Finally, and this one gets its own paragraph, a quality fullback deemphasizes the need for positional top talent.  There exists in the game, and in pundit circles, a notion that with so much parity due to free-agency it doesn't really matter how you get it done because everyone's going to have a "superstar advantage" somewhere.  Horse puckey!  What if the superstar advantage is your wide receiver, but your QB is streaky?  Answer, inside pressure and your best DB should take care of that.  What if your advantage is your QB but his receivers can't make tough catches at the sideline?  What if your advantage is a speed-freak, crazy shifty RB with the field vision to move, but the DE's keep outside contain all game?  To have the balance and maximum number of options on the field every play imparts a decisive offensive advantage because if I'm on the ball I have no idea what's coming, even if I know how to defend against it.  Fullbacks expose the opponent D to playing perfect football over a long set list without having the same ability to limit the offensive tendencies based on fielded personnel.

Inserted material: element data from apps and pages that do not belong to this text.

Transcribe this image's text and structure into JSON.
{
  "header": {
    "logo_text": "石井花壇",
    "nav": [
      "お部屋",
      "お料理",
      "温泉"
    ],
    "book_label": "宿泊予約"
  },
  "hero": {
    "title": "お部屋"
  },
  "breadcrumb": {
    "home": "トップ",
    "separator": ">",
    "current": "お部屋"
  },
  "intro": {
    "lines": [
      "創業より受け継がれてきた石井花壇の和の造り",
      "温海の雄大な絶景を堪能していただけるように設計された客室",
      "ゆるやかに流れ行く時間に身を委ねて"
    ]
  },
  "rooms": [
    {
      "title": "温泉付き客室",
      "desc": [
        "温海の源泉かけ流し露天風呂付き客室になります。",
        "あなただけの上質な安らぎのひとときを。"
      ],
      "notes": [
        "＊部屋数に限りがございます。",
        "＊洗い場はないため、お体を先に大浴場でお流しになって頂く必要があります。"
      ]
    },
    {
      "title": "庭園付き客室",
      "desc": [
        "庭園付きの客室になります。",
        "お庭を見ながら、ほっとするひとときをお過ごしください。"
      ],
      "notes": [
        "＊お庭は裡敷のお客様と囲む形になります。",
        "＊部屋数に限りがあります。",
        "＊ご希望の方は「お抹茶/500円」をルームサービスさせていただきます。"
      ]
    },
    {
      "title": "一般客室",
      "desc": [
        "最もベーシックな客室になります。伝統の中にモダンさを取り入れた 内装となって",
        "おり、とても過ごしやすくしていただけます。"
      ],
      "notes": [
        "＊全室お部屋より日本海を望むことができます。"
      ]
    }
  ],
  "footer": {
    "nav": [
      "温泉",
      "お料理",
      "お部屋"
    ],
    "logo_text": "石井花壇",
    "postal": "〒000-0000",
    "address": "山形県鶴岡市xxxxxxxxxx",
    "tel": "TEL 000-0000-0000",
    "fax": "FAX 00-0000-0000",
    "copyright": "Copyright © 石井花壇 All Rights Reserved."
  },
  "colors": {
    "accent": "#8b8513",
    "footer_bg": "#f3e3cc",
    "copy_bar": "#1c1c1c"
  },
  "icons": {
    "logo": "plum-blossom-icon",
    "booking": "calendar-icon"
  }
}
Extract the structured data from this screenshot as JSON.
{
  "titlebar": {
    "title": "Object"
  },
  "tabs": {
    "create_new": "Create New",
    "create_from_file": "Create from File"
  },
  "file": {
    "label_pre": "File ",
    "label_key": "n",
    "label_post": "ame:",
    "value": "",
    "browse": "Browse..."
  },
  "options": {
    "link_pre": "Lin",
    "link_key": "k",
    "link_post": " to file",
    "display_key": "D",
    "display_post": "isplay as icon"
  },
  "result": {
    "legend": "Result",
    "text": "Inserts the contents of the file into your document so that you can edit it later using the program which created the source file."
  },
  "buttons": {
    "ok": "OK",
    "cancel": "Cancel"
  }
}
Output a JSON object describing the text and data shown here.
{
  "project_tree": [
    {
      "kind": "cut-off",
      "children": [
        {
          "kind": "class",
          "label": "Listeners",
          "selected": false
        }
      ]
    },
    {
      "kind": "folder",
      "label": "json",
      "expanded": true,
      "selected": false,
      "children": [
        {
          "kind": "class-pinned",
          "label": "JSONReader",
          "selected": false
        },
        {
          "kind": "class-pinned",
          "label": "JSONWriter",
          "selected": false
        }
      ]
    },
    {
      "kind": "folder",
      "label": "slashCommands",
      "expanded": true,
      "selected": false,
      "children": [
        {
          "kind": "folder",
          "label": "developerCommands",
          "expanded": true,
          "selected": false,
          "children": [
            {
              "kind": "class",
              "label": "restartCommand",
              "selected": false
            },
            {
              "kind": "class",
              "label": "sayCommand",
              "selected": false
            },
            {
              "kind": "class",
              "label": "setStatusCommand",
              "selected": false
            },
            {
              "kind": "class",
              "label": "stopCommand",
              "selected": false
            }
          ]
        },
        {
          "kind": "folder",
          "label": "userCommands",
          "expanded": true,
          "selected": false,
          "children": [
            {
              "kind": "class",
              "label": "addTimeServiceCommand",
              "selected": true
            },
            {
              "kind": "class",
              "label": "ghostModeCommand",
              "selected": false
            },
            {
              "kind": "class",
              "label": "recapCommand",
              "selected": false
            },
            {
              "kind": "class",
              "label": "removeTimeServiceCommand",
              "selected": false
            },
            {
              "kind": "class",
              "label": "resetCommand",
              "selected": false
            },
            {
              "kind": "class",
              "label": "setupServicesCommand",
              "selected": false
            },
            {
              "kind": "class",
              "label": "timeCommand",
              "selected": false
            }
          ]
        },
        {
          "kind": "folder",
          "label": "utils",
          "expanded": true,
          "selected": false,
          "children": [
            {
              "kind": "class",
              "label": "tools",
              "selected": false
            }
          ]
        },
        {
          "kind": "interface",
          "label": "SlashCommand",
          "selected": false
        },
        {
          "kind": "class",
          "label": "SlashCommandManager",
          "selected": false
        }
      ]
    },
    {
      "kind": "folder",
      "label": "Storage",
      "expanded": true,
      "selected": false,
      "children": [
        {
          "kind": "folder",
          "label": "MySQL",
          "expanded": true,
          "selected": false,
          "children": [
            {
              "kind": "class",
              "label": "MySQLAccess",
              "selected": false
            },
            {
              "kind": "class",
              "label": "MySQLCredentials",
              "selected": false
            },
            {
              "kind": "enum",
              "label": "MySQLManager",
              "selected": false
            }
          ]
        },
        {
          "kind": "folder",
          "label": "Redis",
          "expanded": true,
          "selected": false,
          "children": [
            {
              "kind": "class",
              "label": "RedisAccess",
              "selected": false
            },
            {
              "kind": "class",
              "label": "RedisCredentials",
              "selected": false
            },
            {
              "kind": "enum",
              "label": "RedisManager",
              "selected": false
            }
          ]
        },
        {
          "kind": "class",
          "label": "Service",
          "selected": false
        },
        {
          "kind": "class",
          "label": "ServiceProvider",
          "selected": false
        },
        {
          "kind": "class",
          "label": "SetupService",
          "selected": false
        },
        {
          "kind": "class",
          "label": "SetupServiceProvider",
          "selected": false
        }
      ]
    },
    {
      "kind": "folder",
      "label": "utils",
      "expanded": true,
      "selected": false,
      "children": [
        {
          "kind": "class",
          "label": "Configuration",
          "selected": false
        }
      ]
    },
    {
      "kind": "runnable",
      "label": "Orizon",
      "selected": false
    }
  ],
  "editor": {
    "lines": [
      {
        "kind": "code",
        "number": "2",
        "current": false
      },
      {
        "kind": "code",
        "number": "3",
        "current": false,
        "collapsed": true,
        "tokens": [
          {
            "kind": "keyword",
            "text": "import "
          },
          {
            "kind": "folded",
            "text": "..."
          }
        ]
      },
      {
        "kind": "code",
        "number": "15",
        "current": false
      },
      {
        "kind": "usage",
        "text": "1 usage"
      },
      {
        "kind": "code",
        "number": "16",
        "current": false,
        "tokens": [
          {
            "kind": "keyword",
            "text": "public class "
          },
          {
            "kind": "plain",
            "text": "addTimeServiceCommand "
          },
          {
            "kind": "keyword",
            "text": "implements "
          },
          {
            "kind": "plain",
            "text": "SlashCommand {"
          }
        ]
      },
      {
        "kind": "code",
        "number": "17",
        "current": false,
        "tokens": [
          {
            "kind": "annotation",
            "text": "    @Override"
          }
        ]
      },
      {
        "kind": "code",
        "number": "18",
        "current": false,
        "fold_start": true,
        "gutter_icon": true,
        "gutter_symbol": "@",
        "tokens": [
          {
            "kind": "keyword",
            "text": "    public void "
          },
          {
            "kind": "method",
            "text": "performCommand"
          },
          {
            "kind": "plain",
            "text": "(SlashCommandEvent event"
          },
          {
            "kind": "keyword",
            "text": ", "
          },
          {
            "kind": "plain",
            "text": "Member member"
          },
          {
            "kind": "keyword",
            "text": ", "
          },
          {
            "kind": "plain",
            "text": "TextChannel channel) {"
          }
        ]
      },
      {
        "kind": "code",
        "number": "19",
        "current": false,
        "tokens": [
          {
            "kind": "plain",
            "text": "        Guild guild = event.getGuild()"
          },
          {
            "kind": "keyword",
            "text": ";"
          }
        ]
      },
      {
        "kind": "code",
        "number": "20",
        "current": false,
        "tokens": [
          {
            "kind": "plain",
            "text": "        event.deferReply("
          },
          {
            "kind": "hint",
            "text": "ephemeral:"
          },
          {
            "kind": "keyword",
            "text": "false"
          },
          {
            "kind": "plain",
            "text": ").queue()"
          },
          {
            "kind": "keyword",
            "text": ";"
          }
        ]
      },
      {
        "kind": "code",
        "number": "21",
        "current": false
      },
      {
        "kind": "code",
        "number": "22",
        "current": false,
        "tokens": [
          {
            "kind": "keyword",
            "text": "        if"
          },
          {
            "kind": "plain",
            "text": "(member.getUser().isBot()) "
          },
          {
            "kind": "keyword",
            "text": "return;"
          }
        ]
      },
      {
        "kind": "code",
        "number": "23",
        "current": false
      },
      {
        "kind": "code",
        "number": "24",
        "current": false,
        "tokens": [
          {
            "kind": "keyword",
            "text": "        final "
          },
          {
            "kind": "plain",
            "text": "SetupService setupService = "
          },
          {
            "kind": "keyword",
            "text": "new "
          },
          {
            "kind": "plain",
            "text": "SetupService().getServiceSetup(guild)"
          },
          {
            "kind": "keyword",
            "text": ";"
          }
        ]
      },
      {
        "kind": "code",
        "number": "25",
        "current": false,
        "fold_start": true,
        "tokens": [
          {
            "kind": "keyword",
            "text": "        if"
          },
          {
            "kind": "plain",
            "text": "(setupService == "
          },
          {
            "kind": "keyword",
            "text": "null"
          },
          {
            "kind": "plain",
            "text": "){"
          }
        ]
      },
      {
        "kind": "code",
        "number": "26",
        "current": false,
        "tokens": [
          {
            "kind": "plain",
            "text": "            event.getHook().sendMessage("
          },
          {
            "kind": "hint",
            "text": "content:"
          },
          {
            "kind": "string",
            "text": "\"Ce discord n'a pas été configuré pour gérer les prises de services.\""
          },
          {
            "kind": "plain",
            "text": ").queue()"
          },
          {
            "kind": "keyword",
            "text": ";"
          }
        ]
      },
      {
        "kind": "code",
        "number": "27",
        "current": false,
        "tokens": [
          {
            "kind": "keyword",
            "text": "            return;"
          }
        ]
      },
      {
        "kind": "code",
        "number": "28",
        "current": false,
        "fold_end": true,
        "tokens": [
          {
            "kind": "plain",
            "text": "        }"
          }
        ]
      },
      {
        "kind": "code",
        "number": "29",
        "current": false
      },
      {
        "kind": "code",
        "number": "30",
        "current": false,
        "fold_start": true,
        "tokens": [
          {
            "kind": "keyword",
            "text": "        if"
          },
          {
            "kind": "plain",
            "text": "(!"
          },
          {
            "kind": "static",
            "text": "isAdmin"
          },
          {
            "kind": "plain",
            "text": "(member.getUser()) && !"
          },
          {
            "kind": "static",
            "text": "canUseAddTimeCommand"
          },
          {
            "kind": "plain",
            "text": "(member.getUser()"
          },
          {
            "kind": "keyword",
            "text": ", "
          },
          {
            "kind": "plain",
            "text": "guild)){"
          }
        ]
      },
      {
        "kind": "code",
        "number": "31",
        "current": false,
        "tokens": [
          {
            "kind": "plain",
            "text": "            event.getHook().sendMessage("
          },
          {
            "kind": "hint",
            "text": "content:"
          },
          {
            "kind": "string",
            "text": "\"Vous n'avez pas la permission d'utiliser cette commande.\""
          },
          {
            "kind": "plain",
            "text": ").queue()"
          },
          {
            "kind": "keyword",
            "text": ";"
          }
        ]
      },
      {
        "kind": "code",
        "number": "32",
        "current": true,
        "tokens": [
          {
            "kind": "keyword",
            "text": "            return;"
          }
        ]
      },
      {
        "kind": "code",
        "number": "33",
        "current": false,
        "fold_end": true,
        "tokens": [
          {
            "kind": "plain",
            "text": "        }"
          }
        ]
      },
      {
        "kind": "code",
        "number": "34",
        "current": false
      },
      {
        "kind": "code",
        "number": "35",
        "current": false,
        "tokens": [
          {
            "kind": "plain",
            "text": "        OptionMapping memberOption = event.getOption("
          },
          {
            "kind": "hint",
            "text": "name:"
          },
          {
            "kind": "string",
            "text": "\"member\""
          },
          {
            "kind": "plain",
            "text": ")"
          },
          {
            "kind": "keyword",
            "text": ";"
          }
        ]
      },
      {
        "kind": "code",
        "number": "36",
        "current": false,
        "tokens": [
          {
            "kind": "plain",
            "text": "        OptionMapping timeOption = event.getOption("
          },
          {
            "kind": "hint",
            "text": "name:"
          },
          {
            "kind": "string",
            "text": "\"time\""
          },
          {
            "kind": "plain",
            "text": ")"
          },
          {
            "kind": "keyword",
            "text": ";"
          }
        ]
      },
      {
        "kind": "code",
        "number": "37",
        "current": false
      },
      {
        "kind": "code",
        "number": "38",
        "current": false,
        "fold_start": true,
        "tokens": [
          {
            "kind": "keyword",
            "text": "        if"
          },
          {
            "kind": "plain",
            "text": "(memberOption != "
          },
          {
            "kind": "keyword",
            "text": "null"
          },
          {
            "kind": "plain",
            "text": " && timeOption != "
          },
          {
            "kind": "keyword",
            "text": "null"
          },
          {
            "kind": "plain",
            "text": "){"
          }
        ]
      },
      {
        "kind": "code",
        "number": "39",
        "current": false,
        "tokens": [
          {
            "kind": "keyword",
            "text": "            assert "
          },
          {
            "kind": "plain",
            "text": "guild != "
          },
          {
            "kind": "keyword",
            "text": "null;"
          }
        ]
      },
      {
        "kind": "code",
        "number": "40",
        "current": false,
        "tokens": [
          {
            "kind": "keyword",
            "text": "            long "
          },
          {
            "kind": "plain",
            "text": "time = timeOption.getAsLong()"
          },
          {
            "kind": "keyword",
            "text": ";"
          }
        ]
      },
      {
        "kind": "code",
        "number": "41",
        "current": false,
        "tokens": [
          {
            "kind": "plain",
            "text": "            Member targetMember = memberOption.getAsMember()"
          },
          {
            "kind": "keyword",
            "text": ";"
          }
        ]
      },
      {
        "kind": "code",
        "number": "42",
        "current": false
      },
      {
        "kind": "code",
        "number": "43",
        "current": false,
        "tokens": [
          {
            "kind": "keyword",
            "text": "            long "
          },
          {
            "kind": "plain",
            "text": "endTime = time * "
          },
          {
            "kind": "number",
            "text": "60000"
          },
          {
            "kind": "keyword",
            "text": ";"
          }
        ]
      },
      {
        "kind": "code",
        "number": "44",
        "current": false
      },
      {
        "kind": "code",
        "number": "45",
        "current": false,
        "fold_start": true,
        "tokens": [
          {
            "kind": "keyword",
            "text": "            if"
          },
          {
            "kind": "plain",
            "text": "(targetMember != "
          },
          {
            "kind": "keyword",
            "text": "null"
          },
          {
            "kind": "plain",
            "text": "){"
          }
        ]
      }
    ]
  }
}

Conclusion.  Whether or not the fullback returns to the league out of necessity or "rediscovery," the early teams to head back to reliance on fielding this under-appreciated position will benefit greatly.  So too will teams who try and force fullbacks like LenDale White and Troy Hambrick into running back positions fail a majority of the time.  The NFL should be played as a game of averages.  Getting that last LB block on a run resulting in an extra yard, or that extra half second for the QB on a pass adds up over a season.  To continue to deny the importance of the fullback only emphasizes that group think trumps will to win, and that coaches and coordinators are overpaid for the results they produce.  If a decade of poor Dallas Cowboy football neatly overlaid with a decade without a fully functional fullback doesn't write the rest of the story, then I don't know what else to say.